Excerpted data:
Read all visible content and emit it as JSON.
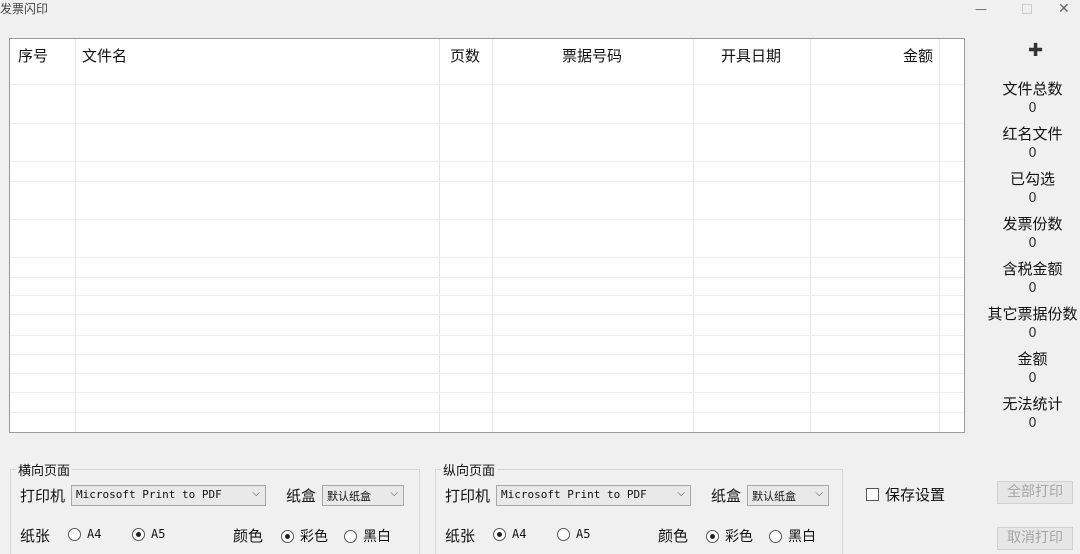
{
  "window": {
    "title": "发票闪印",
    "minimize": "—",
    "close": "✕"
  },
  "grid": {
    "columns": [
      "序号",
      "文件名",
      "页数",
      "票据号码",
      "开具日期",
      "金额"
    ]
  },
  "toolbar": {
    "add_icon": "plus-icon",
    "add_glyph": "✚"
  },
  "stats": [
    {
      "label": "文件总数",
      "value": "0"
    },
    {
      "label": "红名文件",
      "value": "0"
    },
    {
      "label": "已勾选",
      "value": "0"
    },
    {
      "label": "发票份数",
      "value": "0"
    },
    {
      "label": "含税金额",
      "value": "0"
    },
    {
      "label": "其它票据份数",
      "value": "0"
    },
    {
      "label": "金额",
      "value": "0"
    },
    {
      "label": "无法统计",
      "value": "0"
    }
  ],
  "landscape": {
    "title": "横向页面",
    "printer_label": "打印机",
    "printer_value": "Microsoft Print to PDF",
    "tray_label": "纸盒",
    "tray_value": "默认纸盒",
    "paper_label": "纸张",
    "paper_a4": "A4",
    "paper_a5": "A5",
    "paper_selected": "A5",
    "color_label": "颜色",
    "color_color": "彩色",
    "color_bw": "黑白",
    "color_selected": "彩色"
  },
  "portrait": {
    "title": "纵向页面",
    "printer_label": "打印机",
    "printer_value": "Microsoft Print to PDF",
    "tray_label": "纸盒",
    "tray_value": "默认纸盒",
    "paper_label": "纸张",
    "paper_a4": "A4",
    "paper_a5": "A5",
    "paper_selected": "A4",
    "color_label": "颜色",
    "color_color": "彩色",
    "color_bw": "黑白",
    "color_selected": "彩色"
  },
  "save_settings": {
    "label": "保存设置",
    "checked": false
  },
  "buttons": {
    "print_all": "全部打印",
    "cancel_print": "取消打印"
  },
  "colors": {
    "disabled_text": "#a5a5a5",
    "background": "#f0f0f0"
  }
}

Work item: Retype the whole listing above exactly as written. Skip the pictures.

Exercise result:
Read all visible content and emit it as JSON.
{
  "window": {
    "title": "发票闪印",
    "minimize": "—",
    "close": "✕"
  },
  "grid": {
    "columns": [
      "序号",
      "文件名",
      "页数",
      "票据号码",
      "开具日期",
      "金额"
    ]
  },
  "toolbar": {
    "add_icon": "plus-icon",
    "add_glyph": "✚"
  },
  "stats": [
    {
      "label": "文件总数",
      "value": "0"
    },
    {
      "label": "红名文件",
      "value": "0"
    },
    {
      "label": "已勾选",
      "value": "0"
    },
    {
      "label": "发票份数",
      "value": "0"
    },
    {
      "label": "含税金额",
      "value": "0"
    },
    {
      "label": "其它票据份数",
      "value": "0"
    },
    {
      "label": "金额",
      "value": "0"
    },
    {
      "label": "无法统计",
      "value": "0"
    }
  ],
  "landscape": {
    "title": "横向页面",
    "printer_label": "打印机",
    "printer_value": "Microsoft Print to PDF",
    "tray_label": "纸盒",
    "tray_value": "默认纸盒",
    "paper_label": "纸张",
    "paper_a4": "A4",
    "paper_a5": "A5",
    "paper_selected": "A5",
    "color_label": "颜色",
    "color_color": "彩色",
    "color_bw": "黑白",
    "color_selected": "彩色"
  },
  "portrait": {
    "title": "纵向页面",
    "printer_label": "打印机",
    "printer_value": "Microsoft Print to PDF",
    "tray_label": "纸盒",
    "tray_value": "默认纸盒",
    "paper_label": "纸张",
    "paper_a4": "A4",
    "paper_a5": "A5",
    "paper_selected": "A4",
    "color_label": "颜色",
    "color_color": "彩色",
    "color_bw": "黑白",
    "color_selected": "彩色"
  },
  "save_settings": {
    "label": "保存设置",
    "checked": false
  },
  "buttons": {
    "print_all": "全部打印",
    "cancel_print": "取消打印"
  },
  "colors": {
    "disabled_text": "#a5a5a5",
    "background": "#f0f0f0"
  }
}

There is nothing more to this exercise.